“Elisabeth Brun’s film 3 x Shapes of Home is a very subtly, finely timed piece of work that launches a kind of weightless shuttle to take us between voice, text and image as it unfolds in its examination of place. Her ability to narrate, to not flinch at the reality of a narrator’s role, to risk the ‘let’s try’ of the teacher…but not to reduce to didacticism at any point – offers us a freedom as a viewer to navigate her film and move between the thoughts of what we are seeing and assessing as we go.

‘It’s about forms and how they shape the way we see,’ the narrator tells us at one point, and it is, but in terms of judging an artist’s work, it is also about having the courage to attempt to create a form as you go, to embed yourself in the film’s material, almost, and to move with it.
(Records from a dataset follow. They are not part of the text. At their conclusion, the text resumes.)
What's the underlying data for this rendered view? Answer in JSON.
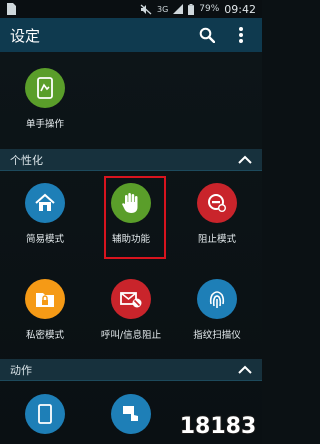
{
  "status_bar": {
    "network": "3G",
    "battery": "79%",
    "time": "09:42"
  },
  "action_bar": {
    "title": "设定"
  },
  "top_items": [
    {
      "label": "单手操作",
      "icon": "one-hand-icon"
    }
  ],
  "sections": [
    {
      "header": "个性化",
      "items": [
        {
          "label": "简易模式",
          "icon": "easy-home-icon"
        },
        {
          "label": "辅助功能",
          "icon": "hand-icon"
        },
        {
          "label": "阻止模式",
          "icon": "block-icon"
        },
        {
          "label": "私密模式",
          "icon": "private-folder-icon"
        },
        {
          "label": "呼叫/信息阻止",
          "icon": "call-block-icon"
        },
        {
          "label": "指纹扫描仪",
          "icon": "fingerprint-icon"
        }
      ]
    },
    {
      "header": "动作",
      "items": []
    }
  ],
  "watermark": "18183",
  "colors": {
    "action_bar": "#0f3a4f",
    "section_header": "#17313d",
    "green": "#5a9e2a",
    "blue": "#1e7fb7",
    "orange": "#f59a16",
    "red": "#c9242b",
    "highlight": "#d8141e"
  }
}
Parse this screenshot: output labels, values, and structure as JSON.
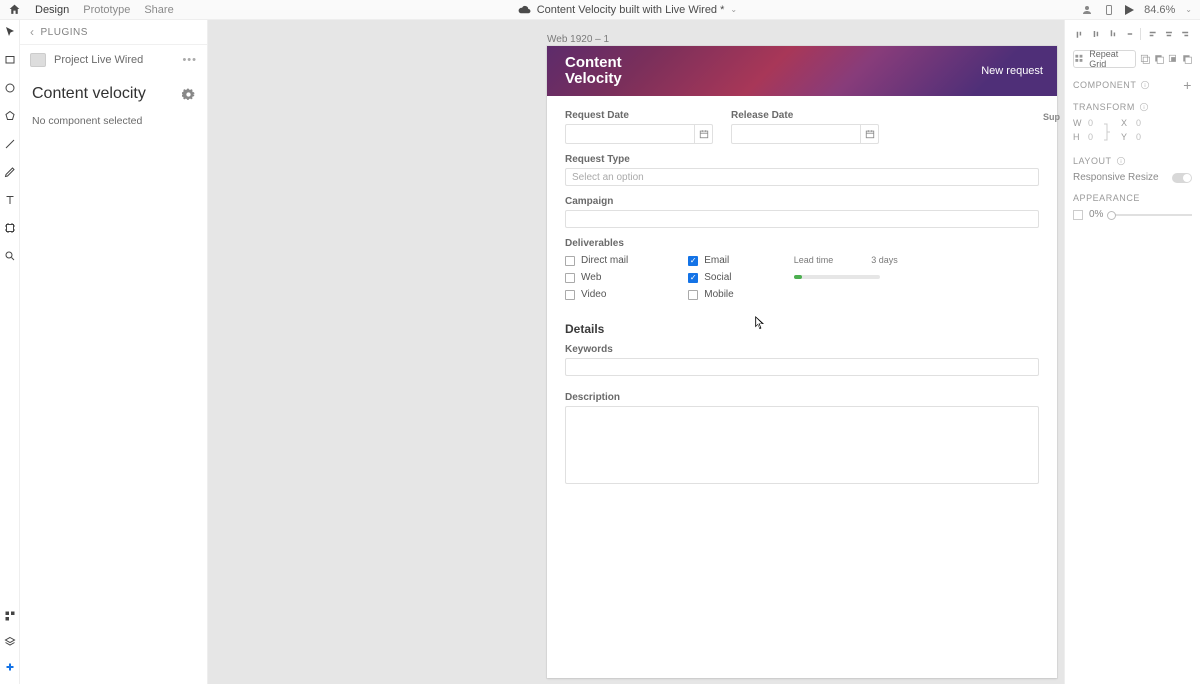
{
  "topbar": {
    "tabs": [
      "Design",
      "Prototype",
      "Share"
    ],
    "active_tab": "Design",
    "doc_name": "Content Velocity built with Live Wired *",
    "zoom": "84.6%"
  },
  "left_panel": {
    "plugins_label": "PLUGINS",
    "asset_name": "Project Live Wired",
    "panel_title": "Content velocity",
    "no_selection": "No component selected"
  },
  "canvas": {
    "artboard_label": "Web 1920 – 1",
    "app_title_line1": "Content",
    "app_title_line2": "Velocity",
    "new_request": "New request",
    "request_date_label": "Request Date",
    "release_date_label": "Release Date",
    "request_type_label": "Request Type",
    "request_type_placeholder": "Select an option",
    "campaign_label": "Campaign",
    "deliverables_label": "Deliverables",
    "deliverables": [
      {
        "name": "Direct mail",
        "checked": false
      },
      {
        "name": "Web",
        "checked": false
      },
      {
        "name": "Video",
        "checked": false
      },
      {
        "name": "Email",
        "checked": true
      },
      {
        "name": "Social",
        "checked": true
      },
      {
        "name": "Mobile",
        "checked": false
      }
    ],
    "lead_time_label": "Lead time",
    "lead_time_value": "3 days",
    "details_heading": "Details",
    "keywords_label": "Keywords",
    "description_label": "Description",
    "artboard2_sup": "Sup"
  },
  "right_panel": {
    "repeat_grid": "Repeat Grid",
    "component_label": "COMPONENT",
    "transform_label": "TRANSFORM",
    "w_label": "W",
    "w_val": "0",
    "h_label": "H",
    "h_val": "0",
    "x_label": "X",
    "x_val": "0",
    "y_label": "Y",
    "y_val": "0",
    "layout_label": "LAYOUT",
    "responsive_label": "Responsive Resize",
    "appearance_label": "APPEARANCE",
    "opacity": "0%"
  }
}
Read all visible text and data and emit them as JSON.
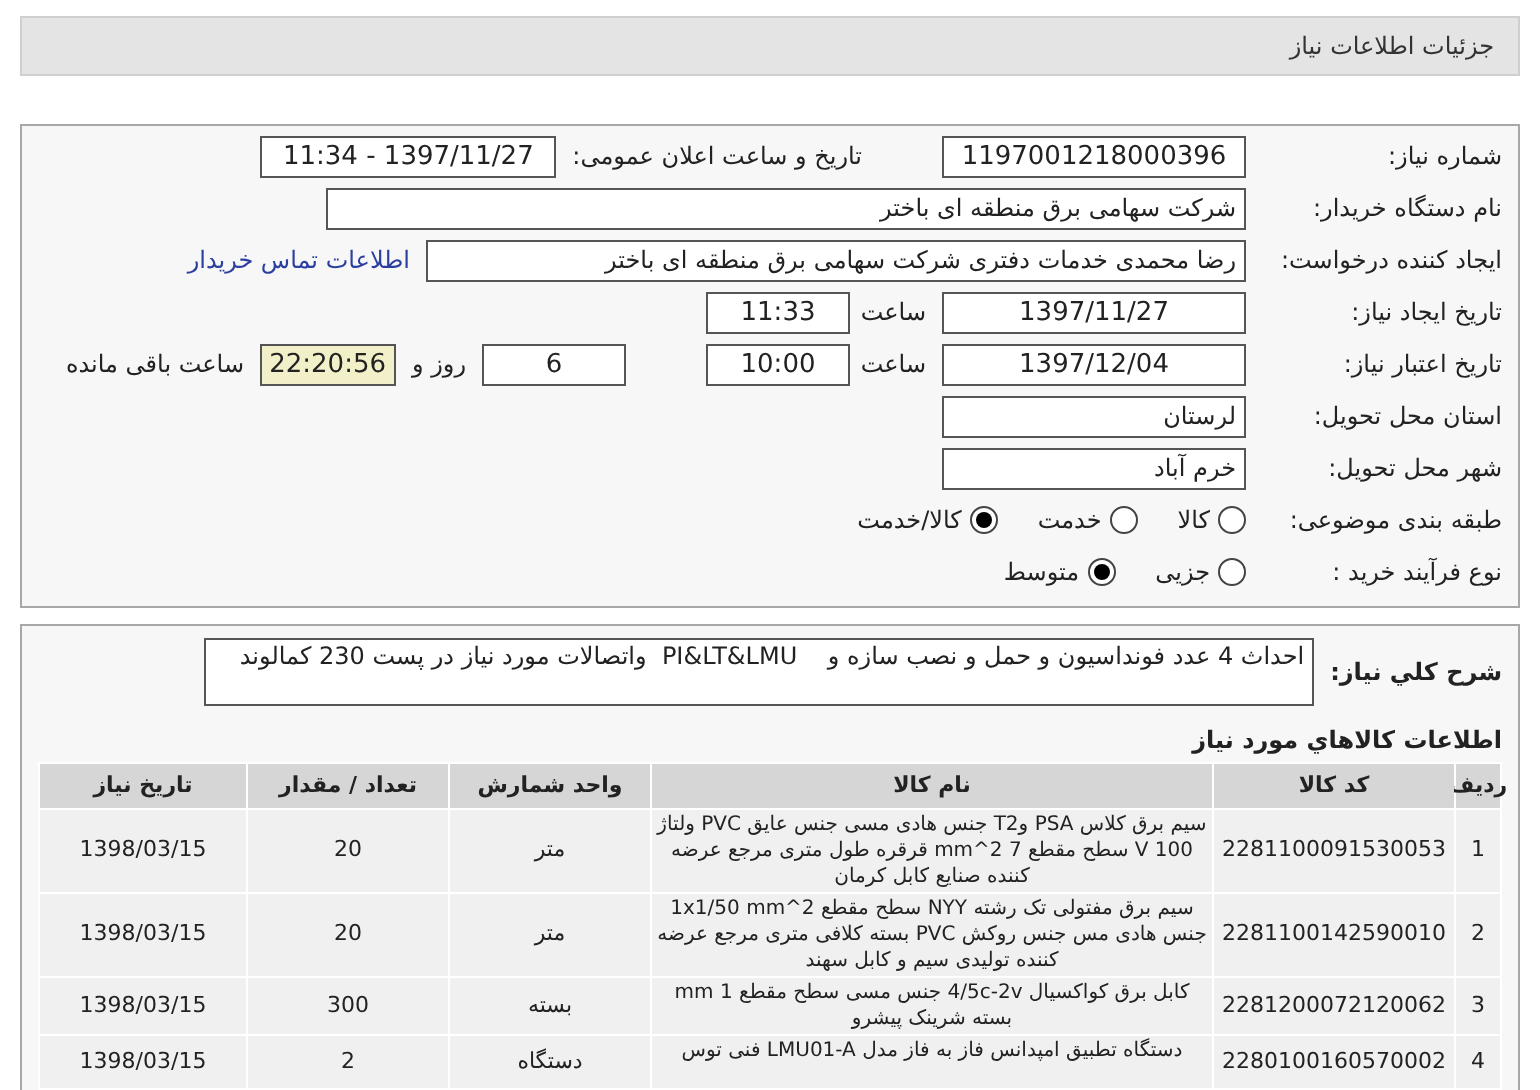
{
  "header": {
    "title": "جزئیات اطلاعات نیاز"
  },
  "details": {
    "need_number": {
      "label": "شماره نیاز:",
      "value": "1197001218000396"
    },
    "announce": {
      "label": "تاریخ و ساعت اعلان عمومی:",
      "value": "1397/11/27 - 11:34"
    },
    "buyer": {
      "label": "نام دستگاه خریدار:",
      "value": "شرکت سهامی برق منطقه ای باختر"
    },
    "requester": {
      "label": "ایجاد کننده درخواست:",
      "value": "رضا محمدی خدمات دفتری شرکت سهامی برق منطقه ای باختر",
      "link": "اطلاعات تماس خریدار"
    },
    "created": {
      "label": "تاریخ ایجاد نیاز:",
      "date": "1397/11/27",
      "time_label": "ساعت",
      "time": "11:33"
    },
    "validity": {
      "label": "تاریخ اعتبار نیاز:",
      "date": "1397/12/04",
      "time_label": "ساعت",
      "time": "10:00",
      "days": "6",
      "days_label": "روز و",
      "remaining": "22:20:56",
      "remaining_label": "ساعت باقی مانده"
    },
    "province": {
      "label": "استان محل تحویل:",
      "value": "لرستان"
    },
    "city": {
      "label": "شهر محل تحویل:",
      "value": "خرم آباد"
    },
    "category": {
      "label": "طبقه بندی موضوعی:",
      "options": [
        {
          "label": "کالا",
          "selected": false
        },
        {
          "label": "خدمت",
          "selected": false
        },
        {
          "label": "کالا/خدمت",
          "selected": true
        }
      ]
    },
    "process": {
      "label": "نوع فرآیند خرید :",
      "options": [
        {
          "label": "جزیی",
          "selected": false
        },
        {
          "label": "متوسط",
          "selected": true
        }
      ]
    }
  },
  "description": {
    "label": "شرح کلي نياز:",
    "value": "احداث 4 عدد فونداسیون و حمل و نصب سازه و    PI&LT&LMU  واتصالات مورد نیاز در پست 230 کمالوند"
  },
  "goods": {
    "title": "اطلاعات کالاهاي مورد نياز",
    "columns": [
      "ردیف",
      "کد کالا",
      "نام کالا",
      "واحد شمارش",
      "تعداد / مقدار",
      "تاریخ نیاز"
    ],
    "rows": [
      [
        "1",
        "2281100091530053",
        "سیم برق کلاس PSA وT2 جنس هادی مسی جنس عایق PVC ولتاژ 100 V سطح مقطع 7 mm^2 قرقره طول متری مرجع عرضه کننده صنایع کابل کرمان",
        "متر",
        "20",
        "1398/03/15"
      ],
      [
        "2",
        "2281100142590010",
        "سیم برق مفتولی تک رشته NYY سطح مقطع 1x1/50 mm^2 جنس هادی مس جنس روکش PVC بسته کلافی متری مرجع عرضه کننده تولیدی سیم و کابل سهند",
        "متر",
        "20",
        "1398/03/15"
      ],
      [
        "3",
        "2281200072120062",
        "کابل برق کواکسیال 4/5c-2v جنس مسی سطح مقطع 1 mm بسته شرینک پیشرو",
        "بسته",
        "300",
        "1398/03/15"
      ],
      [
        "4",
        "2280100160570002",
        "دستگاه تطبیق امپدانس فاز به فاز مدل LMU01-A فنی توس",
        "دستگاه",
        "2",
        "1398/03/15"
      ]
    ]
  }
}
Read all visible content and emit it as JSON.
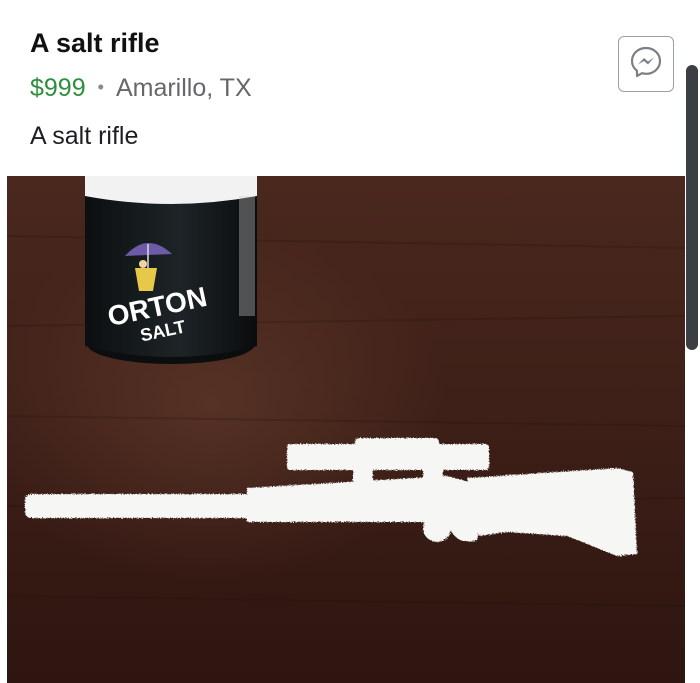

All the judges responded to this work’s beautifully timbred construction and the concerns threaded through it for a sense of place, for what can be called grounded, what can be called untethered.

Plus in our omniscience as judges, we did also permit ourselves to think that while the awareness of sound in the film was acute and that no music was probably a deliberate choice, that a residency with a composer as well as with a writer might be of interest to Elisabeth Brun.

There was also that moment for me as a judge in it when I saw something I had not seen before – this is quite different to seeking to reward something called ‘originality’ – it is more like being given the chance to realise something you knew you wanted to see, but hadn’t, or hadn’t even realised you could see that thing until you did see it, and maybe it has been done before by someone else, but you just have not seen it, but that does not matter – anyway – in a film that opened with a reflection on time being oceanic, towards the end a split screen affords us two views – the underwater shot fish swimming but hooked, and the fish pulled from the water from the boat, and this was so direct and so fresh a view as to fascinate me totally.

Early on, the narrator speaks to us of, “The freedom to leave, and the freedom to come back…back and forth, back and forth – the freedom to come back, the freedom to leave – that kitchen holding me..”

An unexpected poignancy to hear those words now, in these days where we are obliged to be holding this prize giving on a video conference, but I don’t think it’s a poignancy that has been leant to these words by the moment alone at all, I don’t mean it in any kind of exploitative way, I mean rather perhaps that it’s poignancy that sounds on a collision with a committed search for a truth in a set of situations”

Jury statements for all winners and runner ups 2020 in the journal Textual Practice, Taylor and Francis, 35:5, 707-708,